In The Subprimes, Karl Taro Greenfeld turns his keen and unflinching eye to our country today—and where we may be headed. The result is a novel for the 99 percent: a darkly funny comedy about paradise lost and found, the value of credit, economic policy, and the meaning of family.


In the tradition of Orwell, Greenfeld cannily assesses the current conditions in the U.S. economic situation and extrapolates a highly likely not-too-distant future.  There is dark humor here, but it's the kind of laugh where you feel uncomfortable at the same time that you are laughing, because it's "funny 'cause it's true," and it's a truth that hurts.  There is a painful recognition over the practice of naming laws for the opposite of what they actually do.  Like the "National Energy Independence Act" abolishing renewable-energy technology, the "National Right to Work" act removing the minimum wage, the "National Internet Freedom Act" outlawing free wireless, and so on.  Unfettered capitalism has increased the disparity between the 1% and everyone else, and privatization has helped make life untenable for most.  Even calling 911 entails a choice between premium service and standard.

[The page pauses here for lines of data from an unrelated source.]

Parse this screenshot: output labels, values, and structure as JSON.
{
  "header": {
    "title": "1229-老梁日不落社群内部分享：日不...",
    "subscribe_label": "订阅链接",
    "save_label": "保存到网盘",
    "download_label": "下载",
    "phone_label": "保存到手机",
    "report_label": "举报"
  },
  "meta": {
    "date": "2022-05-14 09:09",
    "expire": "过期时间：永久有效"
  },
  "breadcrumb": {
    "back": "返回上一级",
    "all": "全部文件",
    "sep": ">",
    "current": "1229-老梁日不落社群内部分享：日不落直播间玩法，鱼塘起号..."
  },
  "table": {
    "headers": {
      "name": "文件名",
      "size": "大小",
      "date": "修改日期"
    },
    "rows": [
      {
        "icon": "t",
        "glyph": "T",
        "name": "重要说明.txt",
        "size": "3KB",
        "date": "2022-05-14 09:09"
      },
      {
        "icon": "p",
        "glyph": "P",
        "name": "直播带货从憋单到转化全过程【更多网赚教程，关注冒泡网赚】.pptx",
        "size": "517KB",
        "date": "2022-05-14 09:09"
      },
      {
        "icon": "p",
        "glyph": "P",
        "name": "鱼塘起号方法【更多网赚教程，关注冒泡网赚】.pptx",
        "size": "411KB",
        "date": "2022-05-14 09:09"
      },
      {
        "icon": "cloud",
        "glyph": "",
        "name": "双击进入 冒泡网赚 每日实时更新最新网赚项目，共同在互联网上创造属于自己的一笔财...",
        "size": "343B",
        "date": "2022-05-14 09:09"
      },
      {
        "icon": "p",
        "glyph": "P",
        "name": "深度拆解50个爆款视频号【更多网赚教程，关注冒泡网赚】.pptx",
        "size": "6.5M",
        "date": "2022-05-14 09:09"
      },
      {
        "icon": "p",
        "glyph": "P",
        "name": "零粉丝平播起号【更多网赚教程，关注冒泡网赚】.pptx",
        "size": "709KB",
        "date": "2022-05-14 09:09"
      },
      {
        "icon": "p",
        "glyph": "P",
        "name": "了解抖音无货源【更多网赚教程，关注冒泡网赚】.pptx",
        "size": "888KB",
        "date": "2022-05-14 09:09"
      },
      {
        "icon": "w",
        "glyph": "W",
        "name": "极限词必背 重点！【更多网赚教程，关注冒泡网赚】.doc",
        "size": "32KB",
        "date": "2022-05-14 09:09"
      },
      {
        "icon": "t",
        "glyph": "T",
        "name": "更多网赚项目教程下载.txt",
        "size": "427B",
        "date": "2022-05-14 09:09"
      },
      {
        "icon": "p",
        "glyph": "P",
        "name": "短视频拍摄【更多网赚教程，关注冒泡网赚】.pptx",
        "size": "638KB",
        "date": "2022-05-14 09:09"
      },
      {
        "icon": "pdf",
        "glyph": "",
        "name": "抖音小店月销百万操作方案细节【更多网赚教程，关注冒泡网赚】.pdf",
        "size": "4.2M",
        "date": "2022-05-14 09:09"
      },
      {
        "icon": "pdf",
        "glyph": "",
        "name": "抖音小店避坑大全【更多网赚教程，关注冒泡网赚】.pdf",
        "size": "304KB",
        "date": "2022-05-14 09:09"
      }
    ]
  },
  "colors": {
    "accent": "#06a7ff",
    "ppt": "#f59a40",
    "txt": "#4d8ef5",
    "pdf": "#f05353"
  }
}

Often while listening to this book, I caught myself thinking that it felt like something that T.C. Boyle might write if someone slipped him a pill that gives him hope and assures him that not every single person in the world is a hypocrite.  But on the other hand, I don't think even TCB would end a book in just the way Greenfeld ends this one.  I have some mixed feelings at the end,

as it turns into a bit of a religious allegory.  Though the narrative at least offers an alternate, secular reading of what happens, and not in that Life of Pi "the religious version is the better story, and you suck if you choose the non-miraculous narrative" way.  But I am enormously gratified to read a contemporary novel where the good guys actually prevail, so I won't quibble.  Go 99%!

(show spoiler)

In case you can't tell, I recommend this heartily.  I even recommended it to my husband, a finance geek who almost never reads fiction.  I hope he actually reads it!